* _TASK ITEM_
All of the data below should be repeated exactly. Pictures should not be included.

Element data from apps and pages
.....

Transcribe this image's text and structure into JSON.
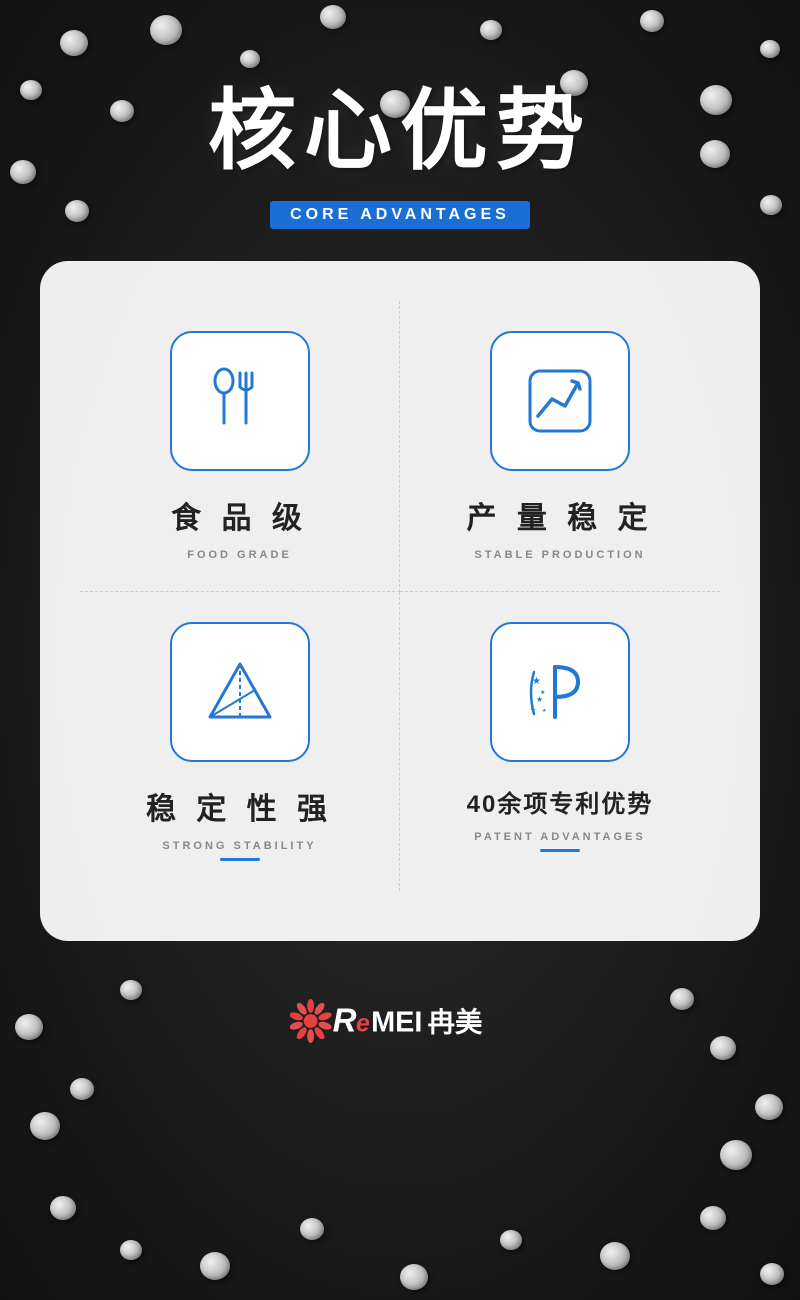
{
  "page": {
    "background_color": "#111111"
  },
  "header": {
    "main_title": "核心优势",
    "subtitle": "CORE ADVANTAGES"
  },
  "advantages": [
    {
      "id": "food-grade",
      "title_zh": "食 品 级",
      "title_en": "FOOD GRADE",
      "icon": "utensils"
    },
    {
      "id": "stable-production",
      "title_zh": "产 量 稳 定",
      "title_en": "STABLE PRODUCTION",
      "icon": "chart"
    },
    {
      "id": "strong-stability",
      "title_zh": "稳 定 性 强",
      "title_en": "STRONG STABILITY",
      "icon": "pyramid"
    },
    {
      "id": "patent",
      "title_zh": "40余项专利优势",
      "title_en": "PATENT ADVANTAGES",
      "icon": "patent"
    }
  ],
  "logo": {
    "text": "冉美",
    "brand": "REMEI"
  }
}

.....

* _EXERCISE RESULT_
Transcribe this image's text and structure into JSON.
{
  "page": {
    "background_color": "#111111"
  },
  "header": {
    "main_title": "核心优势",
    "subtitle": "CORE ADVANTAGES"
  },
  "advantages": [
    {
      "id": "food-grade",
      "title_zh": "食 品 级",
      "title_en": "FOOD GRADE",
      "icon": "utensils"
    },
    {
      "id": "stable-production",
      "title_zh": "产 量 稳 定",
      "title_en": "STABLE PRODUCTION",
      "icon": "chart"
    },
    {
      "id": "strong-stability",
      "title_zh": "稳 定 性 强",
      "title_en": "STRONG STABILITY",
      "icon": "pyramid"
    },
    {
      "id": "patent",
      "title_zh": "40余项专利优势",
      "title_en": "PATENT ADVANTAGES",
      "icon": "patent"
    }
  ],
  "logo": {
    "text": "冉美",
    "brand": "REMEI"
  }
}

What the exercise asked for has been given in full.